Page and application data records

* * *

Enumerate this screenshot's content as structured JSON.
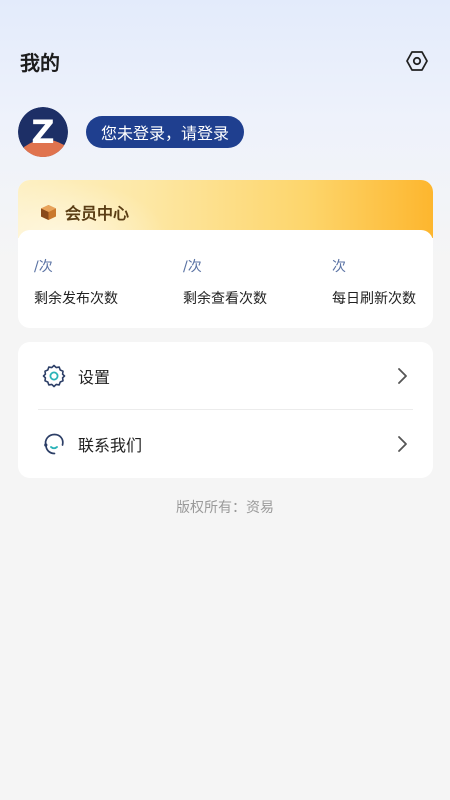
{
  "header": {
    "title": "我的",
    "settings_icon": "hexagon-gear-icon"
  },
  "profile": {
    "avatar_letter": "Z",
    "login_prompt": "您未登录，请登录"
  },
  "member_center": {
    "title": "会员中心",
    "icon": "box-icon",
    "stats": [
      {
        "value": "/次",
        "label": "剩余发布次数"
      },
      {
        "value": "/次",
        "label": "剩余查看次数"
      },
      {
        "value": "次",
        "label": "每日刷新次数"
      }
    ]
  },
  "menu": {
    "items": [
      {
        "label": "设置",
        "icon": "settings-gear-icon"
      },
      {
        "label": "联系我们",
        "icon": "headset-icon"
      }
    ]
  },
  "footer": {
    "copyright": "版权所有：资易"
  },
  "colors": {
    "login_pill": "#1f3f8f",
    "member_gradient_end": "#fdb62e",
    "stat_value": "#5b73a4"
  }
}
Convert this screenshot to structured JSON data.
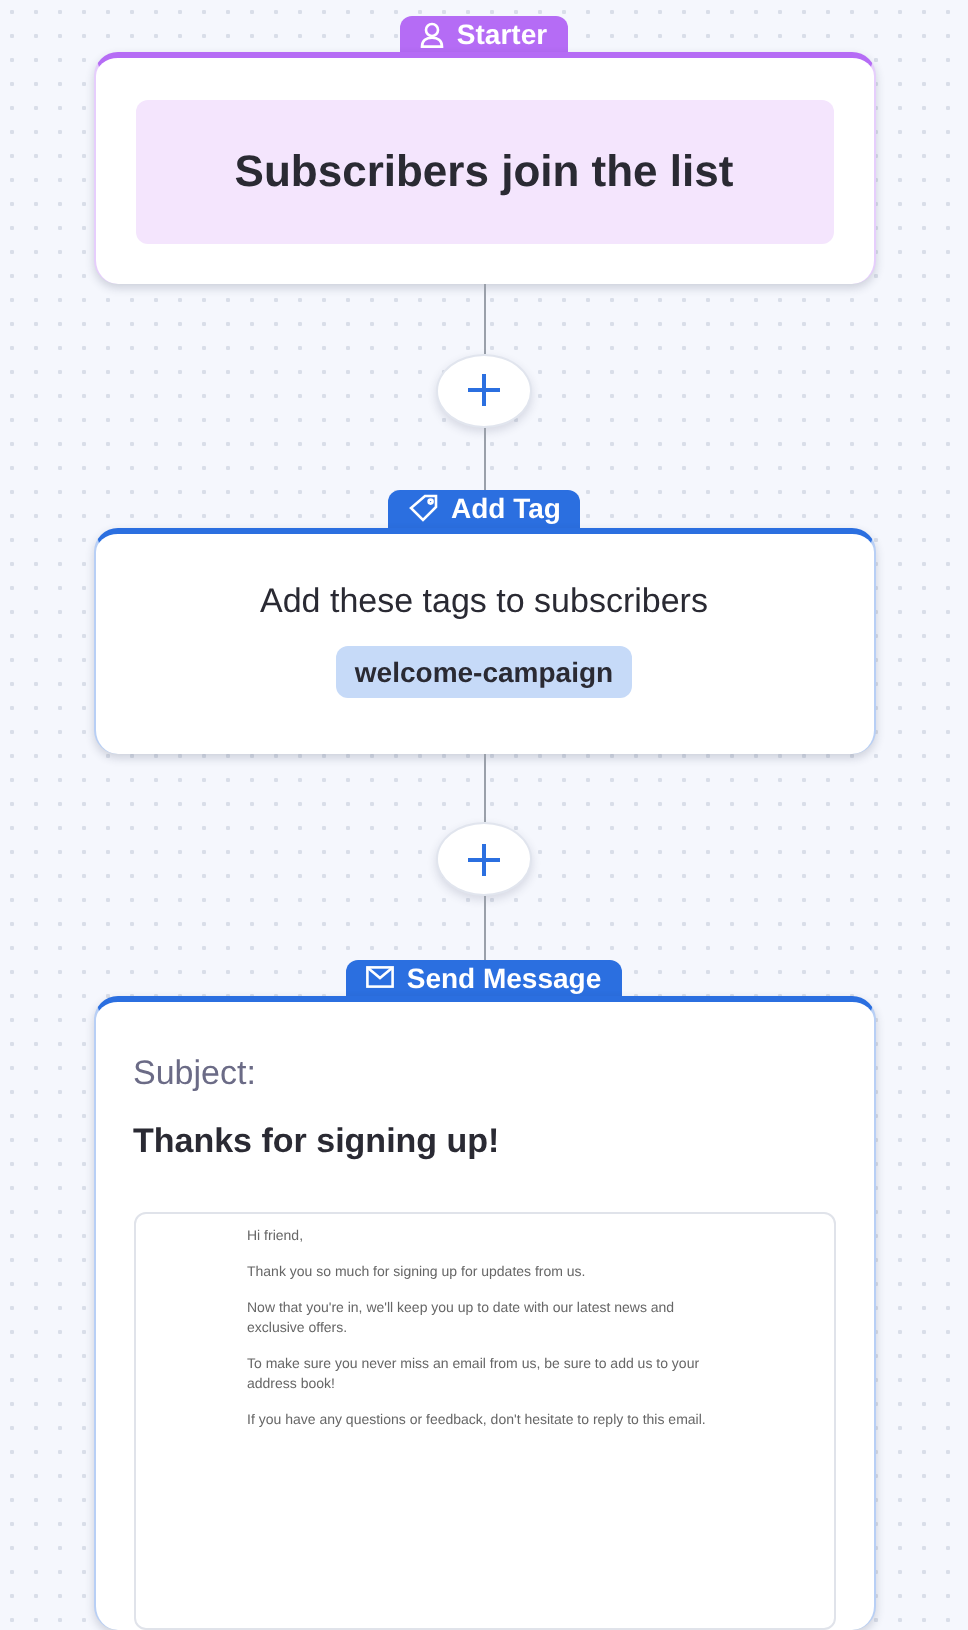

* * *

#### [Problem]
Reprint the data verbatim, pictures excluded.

#### [Reply to the task]
Enumerate this screenshot's content as structured JSON.
{
  "header": {
    "title": "我的",
    "settings_icon": "hexagon-gear-icon"
  },
  "profile": {
    "avatar_letter": "Z",
    "login_prompt": "您未登录，请登录"
  },
  "member_center": {
    "title": "会员中心",
    "icon": "box-icon",
    "stats": [
      {
        "value": "/次",
        "label": "剩余发布次数"
      },
      {
        "value": "/次",
        "label": "剩余查看次数"
      },
      {
        "value": "次",
        "label": "每日刷新次数"
      }
    ]
  },
  "menu": {
    "items": [
      {
        "label": "设置",
        "icon": "settings-gear-icon"
      },
      {
        "label": "联系我们",
        "icon": "headset-icon"
      }
    ]
  },
  "footer": {
    "copyright": "版权所有：资易"
  },
  "colors": {
    "login_pill": "#1f3f8f",
    "member_gradient_end": "#fdb62e",
    "stat_value": "#5b73a4"
  }
}
Convert this screenshot to structured JSON data.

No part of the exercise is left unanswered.